This project tested primary care reform at seven pilot sites across the province, one of the first steps in an Ontario government–Ontario Medical Association joint initiative to implement major province-wide primary health care reform. The goal of reform is to move away from individual physician care to networks of physicians (primary care networks) that enrol patients for the provision and coordination of primary care services. This evaluation report is a preliminary accounting of what has occurred up until the spring of 2001, by which time 11 networks had enrolled 218,398 patients and physician-patient ratios varied from 1:430 to 1:2,245. The key aspects of the primary care networks include population-based funding for services (either through “reformed fee-for-service” or through “global capitation” mechanisms); the enrolment of patients; a telephone triage system after hours; incentives for preventive interventions, and the use of information technology to better coordinate services. In this draft report, physicians felt that it was too early to notice much change in their practices, although most seemed satisfied with primary care reform steps. The short duration of the evaluation to date limits the ability to draw conclusions about cost-effectiveness. The government is committed to having 80 per cent of family doctors voluntarily join the “Ontario Family Health Networks” by 2004 and plans an investment of $250 million to establish these networks. The HTF contributed $18 million for the pilot projects; this is the final report of the first phase of evaluation.

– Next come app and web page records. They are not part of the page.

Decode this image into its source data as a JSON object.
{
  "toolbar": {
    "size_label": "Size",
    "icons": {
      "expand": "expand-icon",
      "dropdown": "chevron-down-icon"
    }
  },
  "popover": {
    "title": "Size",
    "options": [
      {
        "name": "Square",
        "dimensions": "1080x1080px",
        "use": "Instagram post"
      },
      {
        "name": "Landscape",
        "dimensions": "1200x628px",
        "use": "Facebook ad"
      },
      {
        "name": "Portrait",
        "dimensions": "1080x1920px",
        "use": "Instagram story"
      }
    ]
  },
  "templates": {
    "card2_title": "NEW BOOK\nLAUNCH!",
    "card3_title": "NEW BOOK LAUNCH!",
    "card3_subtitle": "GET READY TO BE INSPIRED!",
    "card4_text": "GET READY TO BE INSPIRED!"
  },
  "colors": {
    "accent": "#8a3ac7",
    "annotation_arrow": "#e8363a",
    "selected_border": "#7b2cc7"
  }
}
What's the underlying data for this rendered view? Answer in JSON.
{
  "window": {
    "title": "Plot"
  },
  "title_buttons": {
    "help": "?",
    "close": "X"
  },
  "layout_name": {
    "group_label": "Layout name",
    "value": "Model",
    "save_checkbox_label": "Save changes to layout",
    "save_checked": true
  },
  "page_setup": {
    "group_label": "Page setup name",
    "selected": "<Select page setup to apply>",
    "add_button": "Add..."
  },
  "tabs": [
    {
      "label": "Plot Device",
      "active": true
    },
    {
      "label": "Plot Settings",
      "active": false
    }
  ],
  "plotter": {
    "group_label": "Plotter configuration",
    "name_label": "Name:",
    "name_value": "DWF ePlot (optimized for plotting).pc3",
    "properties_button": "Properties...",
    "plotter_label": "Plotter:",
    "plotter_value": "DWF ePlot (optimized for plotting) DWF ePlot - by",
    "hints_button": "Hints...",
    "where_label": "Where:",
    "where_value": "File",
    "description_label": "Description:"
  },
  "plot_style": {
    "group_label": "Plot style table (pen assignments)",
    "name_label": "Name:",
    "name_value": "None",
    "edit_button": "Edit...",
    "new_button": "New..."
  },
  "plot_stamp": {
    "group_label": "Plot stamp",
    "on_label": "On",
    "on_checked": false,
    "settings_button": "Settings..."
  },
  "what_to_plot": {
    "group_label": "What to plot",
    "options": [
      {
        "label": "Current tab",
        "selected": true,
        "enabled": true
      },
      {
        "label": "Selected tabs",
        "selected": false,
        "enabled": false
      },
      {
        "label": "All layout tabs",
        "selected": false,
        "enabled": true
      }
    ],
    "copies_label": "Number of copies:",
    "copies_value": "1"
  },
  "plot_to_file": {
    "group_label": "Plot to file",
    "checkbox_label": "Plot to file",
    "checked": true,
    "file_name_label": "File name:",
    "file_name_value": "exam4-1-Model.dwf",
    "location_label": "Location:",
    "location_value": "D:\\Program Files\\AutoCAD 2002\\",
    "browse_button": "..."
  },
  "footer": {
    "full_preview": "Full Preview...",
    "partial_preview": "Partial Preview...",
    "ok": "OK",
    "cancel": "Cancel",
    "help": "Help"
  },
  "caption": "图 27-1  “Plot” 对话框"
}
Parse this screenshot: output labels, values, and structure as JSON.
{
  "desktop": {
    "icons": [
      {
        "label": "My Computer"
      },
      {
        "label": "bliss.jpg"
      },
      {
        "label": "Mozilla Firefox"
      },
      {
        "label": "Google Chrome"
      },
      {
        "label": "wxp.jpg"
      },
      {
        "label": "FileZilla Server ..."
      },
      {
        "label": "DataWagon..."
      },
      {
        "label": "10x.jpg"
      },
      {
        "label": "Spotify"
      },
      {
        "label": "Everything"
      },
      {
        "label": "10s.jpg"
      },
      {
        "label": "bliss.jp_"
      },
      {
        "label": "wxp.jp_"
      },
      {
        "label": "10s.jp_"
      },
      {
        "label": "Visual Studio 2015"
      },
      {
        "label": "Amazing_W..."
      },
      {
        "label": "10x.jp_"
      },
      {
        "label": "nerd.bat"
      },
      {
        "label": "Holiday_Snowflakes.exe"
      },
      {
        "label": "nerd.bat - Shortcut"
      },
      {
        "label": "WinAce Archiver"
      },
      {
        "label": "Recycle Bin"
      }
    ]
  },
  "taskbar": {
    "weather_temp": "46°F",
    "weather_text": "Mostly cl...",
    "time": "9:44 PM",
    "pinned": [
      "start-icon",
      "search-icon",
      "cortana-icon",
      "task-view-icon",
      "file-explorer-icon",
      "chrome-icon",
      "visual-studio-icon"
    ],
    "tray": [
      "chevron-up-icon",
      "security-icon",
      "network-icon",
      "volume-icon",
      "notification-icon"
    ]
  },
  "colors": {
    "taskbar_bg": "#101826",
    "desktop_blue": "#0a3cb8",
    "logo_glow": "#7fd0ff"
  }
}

This project was supported by the Health Transition Fund, which was created in 1997 to provide support for evidence-based decision-making in health care reform by supporting pilot and evaluation projects which test innovative approaches to health care delivery. The views expressed herein do no necessarily represent the official policy of federal, provincial, or territorial governments.